Take a moment and think about all the things you already accept and love about yourself. And then take a moment and write down some things that are harder to accept about yourself.
Here is a key distinction: “Accepting” does not necessarily mean that you have to “like”, “enjoy” or “condone” something. It doesn’t mean that you cannot wish for a change or an improvement. It just means that you can say: “This is an expression of me, not necessarily an expression I like or admire, but still an expression of me, at least at the time it occurred.”
And by accepting that part of ourselves, it now frees us up to change, if we so choose. There are definitely some things that are harder to accept about myself. I procrastinate, I find it hard to focus on one thing, and I can be indecisive. If I am not willing to accept these traits, then I cannot do anything about them, since I am not even willing to acknowledge that they are a fact. Once I am able to accept them, I have a choice. I can embrace them or work on changing them, if I want.
What if there is an emotion, behavior, or thought that you are simply unwilling to accept? Start by accepting your resistance to accept it. And if you cannot accept your resistance, accept your resistance to accept your resistance. =)
Be compassionate with yourself through this process. We all have things we like and don’t like about ourselves. If we judge ourselves, then we are not accepting who we are.
What would happen if you were more accepting of your “supposed” flaws?
What would happen if you were more accepting of your greatness?

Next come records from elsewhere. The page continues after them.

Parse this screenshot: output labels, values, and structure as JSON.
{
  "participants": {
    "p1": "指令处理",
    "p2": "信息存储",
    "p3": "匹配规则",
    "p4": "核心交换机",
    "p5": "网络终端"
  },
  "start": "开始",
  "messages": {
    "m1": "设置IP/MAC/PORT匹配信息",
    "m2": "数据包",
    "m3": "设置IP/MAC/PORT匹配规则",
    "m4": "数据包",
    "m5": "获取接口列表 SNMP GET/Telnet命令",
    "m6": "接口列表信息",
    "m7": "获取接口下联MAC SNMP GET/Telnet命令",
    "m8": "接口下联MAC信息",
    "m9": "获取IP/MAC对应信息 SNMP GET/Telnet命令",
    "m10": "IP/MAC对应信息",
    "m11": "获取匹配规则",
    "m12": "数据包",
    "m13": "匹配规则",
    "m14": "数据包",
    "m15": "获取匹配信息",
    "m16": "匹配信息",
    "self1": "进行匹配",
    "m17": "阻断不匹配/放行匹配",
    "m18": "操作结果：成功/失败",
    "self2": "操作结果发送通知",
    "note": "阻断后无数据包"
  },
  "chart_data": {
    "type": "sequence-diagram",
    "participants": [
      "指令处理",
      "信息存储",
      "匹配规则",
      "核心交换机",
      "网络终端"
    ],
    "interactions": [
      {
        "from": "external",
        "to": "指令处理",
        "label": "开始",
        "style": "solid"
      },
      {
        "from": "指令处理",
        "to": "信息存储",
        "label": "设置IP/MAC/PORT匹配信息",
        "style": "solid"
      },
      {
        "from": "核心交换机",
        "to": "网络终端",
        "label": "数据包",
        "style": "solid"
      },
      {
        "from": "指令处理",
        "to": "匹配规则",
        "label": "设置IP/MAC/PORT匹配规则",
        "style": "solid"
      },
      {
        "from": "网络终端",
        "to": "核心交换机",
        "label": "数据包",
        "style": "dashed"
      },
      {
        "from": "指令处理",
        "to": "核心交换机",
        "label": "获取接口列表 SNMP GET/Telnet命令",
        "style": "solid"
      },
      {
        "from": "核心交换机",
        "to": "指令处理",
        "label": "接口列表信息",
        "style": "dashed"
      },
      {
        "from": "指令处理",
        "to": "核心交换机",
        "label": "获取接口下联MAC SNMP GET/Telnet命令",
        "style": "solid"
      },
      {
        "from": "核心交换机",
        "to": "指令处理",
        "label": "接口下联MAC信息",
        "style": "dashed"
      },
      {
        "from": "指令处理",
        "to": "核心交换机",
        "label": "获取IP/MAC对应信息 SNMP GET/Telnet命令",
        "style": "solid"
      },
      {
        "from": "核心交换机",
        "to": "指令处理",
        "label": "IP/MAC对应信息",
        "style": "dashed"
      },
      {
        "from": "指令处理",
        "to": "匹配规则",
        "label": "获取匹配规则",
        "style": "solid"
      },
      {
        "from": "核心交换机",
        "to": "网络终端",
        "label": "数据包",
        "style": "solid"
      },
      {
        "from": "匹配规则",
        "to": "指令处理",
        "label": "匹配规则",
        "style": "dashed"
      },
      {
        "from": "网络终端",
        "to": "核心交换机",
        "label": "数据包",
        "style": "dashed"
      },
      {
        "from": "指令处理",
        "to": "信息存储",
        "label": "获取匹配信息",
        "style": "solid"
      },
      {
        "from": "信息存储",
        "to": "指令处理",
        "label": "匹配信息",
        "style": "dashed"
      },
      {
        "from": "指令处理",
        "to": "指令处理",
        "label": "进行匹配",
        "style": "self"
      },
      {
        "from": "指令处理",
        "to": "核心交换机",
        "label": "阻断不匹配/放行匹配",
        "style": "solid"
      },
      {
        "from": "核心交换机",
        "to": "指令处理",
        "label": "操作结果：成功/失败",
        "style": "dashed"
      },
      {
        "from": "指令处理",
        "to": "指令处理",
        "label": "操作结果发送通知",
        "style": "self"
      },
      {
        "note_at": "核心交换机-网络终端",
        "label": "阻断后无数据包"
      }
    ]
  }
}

This is the 2nd Pillar from Dr. Nathaniel Branden’s book “The 6 Pillars of Self-Esteem.” For more on self-acceptance when it feels impossible, see: http://www.esteemedself.com/when-self-acceptance-feels-impossible/